• _Task description_
Please copy the entries below word for word.
= Beginning of Section =
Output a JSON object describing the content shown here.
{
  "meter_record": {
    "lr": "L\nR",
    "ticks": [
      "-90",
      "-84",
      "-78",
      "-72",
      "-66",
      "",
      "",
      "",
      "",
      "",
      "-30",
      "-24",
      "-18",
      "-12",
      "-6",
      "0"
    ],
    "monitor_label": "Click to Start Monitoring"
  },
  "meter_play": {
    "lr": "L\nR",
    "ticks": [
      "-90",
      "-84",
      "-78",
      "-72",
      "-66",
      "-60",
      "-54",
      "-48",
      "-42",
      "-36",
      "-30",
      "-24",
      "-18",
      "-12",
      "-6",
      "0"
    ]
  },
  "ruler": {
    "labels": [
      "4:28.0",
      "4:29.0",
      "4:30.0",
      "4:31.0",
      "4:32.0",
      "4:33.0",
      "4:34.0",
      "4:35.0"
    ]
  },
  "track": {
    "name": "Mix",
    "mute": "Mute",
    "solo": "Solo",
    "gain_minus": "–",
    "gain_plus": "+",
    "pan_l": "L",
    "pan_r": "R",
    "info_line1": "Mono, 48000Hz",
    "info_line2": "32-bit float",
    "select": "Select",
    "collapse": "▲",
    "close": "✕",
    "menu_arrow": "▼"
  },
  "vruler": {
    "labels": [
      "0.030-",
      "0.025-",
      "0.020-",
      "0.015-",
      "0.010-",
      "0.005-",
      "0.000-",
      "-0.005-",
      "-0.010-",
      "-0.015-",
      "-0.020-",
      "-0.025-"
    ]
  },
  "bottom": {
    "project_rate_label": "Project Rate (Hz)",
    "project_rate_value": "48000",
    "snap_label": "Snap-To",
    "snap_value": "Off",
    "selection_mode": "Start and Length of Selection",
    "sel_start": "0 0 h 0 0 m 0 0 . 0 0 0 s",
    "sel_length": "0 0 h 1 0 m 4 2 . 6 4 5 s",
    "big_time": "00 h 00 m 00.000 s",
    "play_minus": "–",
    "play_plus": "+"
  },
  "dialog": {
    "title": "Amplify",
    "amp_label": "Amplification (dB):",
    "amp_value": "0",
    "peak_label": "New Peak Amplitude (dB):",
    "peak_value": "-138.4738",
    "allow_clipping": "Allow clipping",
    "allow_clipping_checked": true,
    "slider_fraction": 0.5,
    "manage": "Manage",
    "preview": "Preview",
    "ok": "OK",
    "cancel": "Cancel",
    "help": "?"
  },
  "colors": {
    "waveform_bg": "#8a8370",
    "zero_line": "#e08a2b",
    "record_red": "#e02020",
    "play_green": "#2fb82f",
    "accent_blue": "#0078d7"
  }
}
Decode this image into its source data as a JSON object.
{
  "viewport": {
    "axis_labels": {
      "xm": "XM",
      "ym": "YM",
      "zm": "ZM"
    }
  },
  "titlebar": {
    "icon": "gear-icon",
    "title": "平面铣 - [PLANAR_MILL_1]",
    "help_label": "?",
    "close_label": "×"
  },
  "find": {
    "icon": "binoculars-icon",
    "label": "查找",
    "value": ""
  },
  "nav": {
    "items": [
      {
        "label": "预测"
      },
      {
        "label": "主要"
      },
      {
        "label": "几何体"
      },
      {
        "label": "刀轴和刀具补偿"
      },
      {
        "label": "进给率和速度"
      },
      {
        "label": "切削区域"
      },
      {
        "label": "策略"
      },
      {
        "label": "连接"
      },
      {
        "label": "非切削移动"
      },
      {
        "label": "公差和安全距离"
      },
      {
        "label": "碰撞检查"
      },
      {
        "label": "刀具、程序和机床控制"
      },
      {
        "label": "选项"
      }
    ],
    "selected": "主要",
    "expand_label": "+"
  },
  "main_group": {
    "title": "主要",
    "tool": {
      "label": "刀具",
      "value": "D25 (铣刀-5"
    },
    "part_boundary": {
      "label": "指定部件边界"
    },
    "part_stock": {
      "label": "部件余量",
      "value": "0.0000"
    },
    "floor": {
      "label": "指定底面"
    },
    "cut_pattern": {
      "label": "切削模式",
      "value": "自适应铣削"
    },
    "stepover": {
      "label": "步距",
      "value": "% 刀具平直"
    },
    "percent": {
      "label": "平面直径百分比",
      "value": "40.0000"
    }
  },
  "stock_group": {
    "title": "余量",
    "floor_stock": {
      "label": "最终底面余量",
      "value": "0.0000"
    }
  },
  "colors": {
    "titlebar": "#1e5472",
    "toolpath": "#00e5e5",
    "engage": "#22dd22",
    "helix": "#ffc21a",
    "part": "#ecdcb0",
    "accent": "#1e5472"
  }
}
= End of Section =
• _Problem solution_
Output a JSON object describing the content shown here.
{
  "meter_record": {
    "lr": "L\nR",
    "ticks": [
      "-90",
      "-84",
      "-78",
      "-72",
      "-66",
      "",
      "",
      "",
      "",
      "",
      "-30",
      "-24",
      "-18",
      "-12",
      "-6",
      "0"
    ],
    "monitor_label": "Click to Start Monitoring"
  },
  "meter_play": {
    "lr": "L\nR",
    "ticks": [
      "-90",
      "-84",
      "-78",
      "-72",
      "-66",
      "-60",
      "-54",
      "-48",
      "-42",
      "-36",
      "-30",
      "-24",
      "-18",
      "-12",
      "-6",
      "0"
    ]
  },
  "ruler": {
    "labels": [
      "4:28.0",
      "4:29.0",
      "4:30.0",
      "4:31.0",
      "4:32.0",
      "4:33.0",
      "4:34.0",
      "4:35.0"
    ]
  },
  "track": {
    "name": "Mix",
    "mute": "Mute",
    "solo": "Solo",
    "gain_minus": "–",
    "gain_plus": "+",
    "pan_l": "L",
    "pan_r": "R",
    "info_line1": "Mono, 48000Hz",
    "info_line2": "32-bit float",
    "select": "Select",
    "collapse": "▲",
    "close": "✕",
    "menu_arrow": "▼"
  },
  "vruler": {
    "labels": [
      "0.030-",
      "0.025-",
      "0.020-",
      "0.015-",
      "0.010-",
      "0.005-",
      "0.000-",
      "-0.005-",
      "-0.010-",
      "-0.015-",
      "-0.020-",
      "-0.025-"
    ]
  },
  "bottom": {
    "project_rate_label": "Project Rate (Hz)",
    "project_rate_value": "48000",
    "snap_label": "Snap-To",
    "snap_value": "Off",
    "selection_mode": "Start and Length of Selection",
    "sel_start": "0 0 h 0 0 m 0 0 . 0 0 0 s",
    "sel_length": "0 0 h 1 0 m 4 2 . 6 4 5 s",
    "big_time": "00 h 00 m 00.000 s",
    "play_minus": "–",
    "play_plus": "+"
  },
  "dialog": {
    "title": "Amplify",
    "amp_label": "Amplification (dB):",
    "amp_value": "0",
    "peak_label": "New Peak Amplitude (dB):",
    "peak_value": "-138.4738",
    "allow_clipping": "Allow clipping",
    "allow_clipping_checked": true,
    "slider_fraction": 0.5,
    "manage": "Manage",
    "preview": "Preview",
    "ok": "OK",
    "cancel": "Cancel",
    "help": "?"
  },
  "colors": {
    "waveform_bg": "#8a8370",
    "zero_line": "#e08a2b",
    "record_red": "#e02020",
    "play_green": "#2fb82f",
    "accent_blue": "#0078d7"
  }
}
Decode this image into its source data as a JSON object.
{
  "viewport": {
    "axis_labels": {
      "xm": "XM",
      "ym": "YM",
      "zm": "ZM"
    }
  },
  "titlebar": {
    "icon": "gear-icon",
    "title": "平面铣 - [PLANAR_MILL_1]",
    "help_label": "?",
    "close_label": "×"
  },
  "find": {
    "icon": "binoculars-icon",
    "label": "查找",
    "value": ""
  },
  "nav": {
    "items": [
      {
        "label": "预测"
      },
      {
        "label": "主要"
      },
      {
        "label": "几何体"
      },
      {
        "label": "刀轴和刀具补偿"
      },
      {
        "label": "进给率和速度"
      },
      {
        "label": "切削区域"
      },
      {
        "label": "策略"
      },
      {
        "label": "连接"
      },
      {
        "label": "非切削移动"
      },
      {
        "label": "公差和安全距离"
      },
      {
        "label": "碰撞检查"
      },
      {
        "label": "刀具、程序和机床控制"
      },
      {
        "label": "选项"
      }
    ],
    "selected": "主要",
    "expand_label": "+"
  },
  "main_group": {
    "title": "主要",
    "tool": {
      "label": "刀具",
      "value": "D25 (铣刀-5"
    },
    "part_boundary": {
      "label": "指定部件边界"
    },
    "part_stock": {
      "label": "部件余量",
      "value": "0.0000"
    },
    "floor": {
      "label": "指定底面"
    },
    "cut_pattern": {
      "label": "切削模式",
      "value": "自适应铣削"
    },
    "stepover": {
      "label": "步距",
      "value": "% 刀具平直"
    },
    "percent": {
      "label": "平面直径百分比",
      "value": "40.0000"
    }
  },
  "stock_group": {
    "title": "余量",
    "floor_stock": {
      "label": "最终底面余量",
      "value": "0.0000"
    }
  },
  "colors": {
    "titlebar": "#1e5472",
    "toolpath": "#00e5e5",
    "engage": "#22dd22",
    "helix": "#ffc21a",
    "part": "#ecdcb0",
    "accent": "#1e5472"
  }
}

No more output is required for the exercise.